“To AMR’s knowledge (the Department of Public Health) has never done so, so one would anticipate the process to be lengthy and involved,” Retallick wrote.
Atwood pointed out to the committee that in 2010 Torrington bid out its ambulance services and tried to take away the PSA designation that Campion held in the city. Campion successfully fought the city and won the right to keep its PSA designation.
Rossi told Atwood the committee has been aware of the PSA designation since the beginning.
Rossi directed all questions regarding the PSA to borough attorney Edward “Ned” Fitzpatrick. A message left with Fitzpatrick seeking comment was not returned as of this post.
“Our charge was to examine and fully research the EMS service in the borough of Naugatuck,” Rossi said. “There was extreme concern that it had not been a business process and that was one of our charges, to place it into a business process.”
Rossi explained while the committee worked under the knowledge of the PSA, the legal and technical aspects of the designation falls under the jurisdiction of the attorney and Board of Mayor and Burgesses.
In her statement, Rossi touched on the importance of making the selection of an EMS provider closer to a business model.

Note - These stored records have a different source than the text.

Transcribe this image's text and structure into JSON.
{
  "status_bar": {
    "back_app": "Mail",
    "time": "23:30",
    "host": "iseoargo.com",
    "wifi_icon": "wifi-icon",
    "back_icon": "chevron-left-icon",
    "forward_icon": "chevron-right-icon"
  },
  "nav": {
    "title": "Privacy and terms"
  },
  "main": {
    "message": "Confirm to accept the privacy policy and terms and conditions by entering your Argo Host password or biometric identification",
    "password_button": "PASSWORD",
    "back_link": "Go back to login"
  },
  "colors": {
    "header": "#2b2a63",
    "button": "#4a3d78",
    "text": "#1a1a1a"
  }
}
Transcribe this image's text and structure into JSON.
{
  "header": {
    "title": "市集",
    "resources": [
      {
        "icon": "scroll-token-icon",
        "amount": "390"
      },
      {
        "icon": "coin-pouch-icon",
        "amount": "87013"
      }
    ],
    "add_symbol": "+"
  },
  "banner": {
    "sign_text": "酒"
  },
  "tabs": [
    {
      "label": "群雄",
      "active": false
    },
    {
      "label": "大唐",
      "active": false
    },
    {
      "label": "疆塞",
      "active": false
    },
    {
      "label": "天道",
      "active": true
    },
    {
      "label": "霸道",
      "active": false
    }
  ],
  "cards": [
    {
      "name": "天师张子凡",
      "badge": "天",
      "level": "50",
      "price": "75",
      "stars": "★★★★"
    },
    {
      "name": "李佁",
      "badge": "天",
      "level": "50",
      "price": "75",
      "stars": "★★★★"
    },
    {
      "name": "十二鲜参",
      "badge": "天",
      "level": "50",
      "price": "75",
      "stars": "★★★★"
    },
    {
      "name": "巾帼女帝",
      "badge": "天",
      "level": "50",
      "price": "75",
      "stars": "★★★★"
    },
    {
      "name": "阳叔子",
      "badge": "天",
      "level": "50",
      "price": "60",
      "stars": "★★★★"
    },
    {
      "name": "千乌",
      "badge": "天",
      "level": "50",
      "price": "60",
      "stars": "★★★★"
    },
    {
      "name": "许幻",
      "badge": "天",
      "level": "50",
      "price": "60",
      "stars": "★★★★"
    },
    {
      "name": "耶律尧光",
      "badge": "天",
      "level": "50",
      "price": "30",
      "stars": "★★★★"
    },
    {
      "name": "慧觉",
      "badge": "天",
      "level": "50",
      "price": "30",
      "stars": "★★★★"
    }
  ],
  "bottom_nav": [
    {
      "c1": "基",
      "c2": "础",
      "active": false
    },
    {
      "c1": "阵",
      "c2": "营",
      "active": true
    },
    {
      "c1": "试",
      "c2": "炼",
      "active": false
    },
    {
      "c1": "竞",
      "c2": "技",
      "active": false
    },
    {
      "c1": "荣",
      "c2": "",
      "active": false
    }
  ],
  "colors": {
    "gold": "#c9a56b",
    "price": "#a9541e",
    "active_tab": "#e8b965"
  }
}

“The committee has done a thorough and comprehensive job at creating a business process where previously there was none, and made a thoughtful and careful decision for the safety and benefit of our community,” Rossi wrote.
The borough began looking into the possibility of bidding out its EMS services after Santoro informed the board Naugatuck Ambulance would not be able to provide and pay for a paramedic to be stationed at 246 Rubber Ave. 24 hours a day. He planned to replace the borough paramedic with an intercept system, which would call a paramedic stationed in Waterbury.
Following an outcry from citizens and borough officials, Santoro decided to maintain 24-hour paramedic service in the borough through June 30, when the company’s current contract with Naugatuck runs out.
In an interview in March, Santoro said that Naugatuck Ambulance has been operating in the borough for more than four decades.
“We provide top of the line paramedic services to the citizens and anyone in the borough of Naugatuck,” Santoro said.
Santoro declined comment after the meeting.
In her statement, Rossi explained how difficult of a process it had been to come to this decision and thanked the committee for its hard work.
“Emergency Medical Services is a service that we hope we never will have a need for but if we do, we want the highest level and quality of care for ourselves and loved ones at our most vulnerable and desperate time of need. The process of placing this service into a fair, equitable business process, of the highest integrity, has been a long and arduous process but one that the committee has devoted full effort to,” Rossi wrote.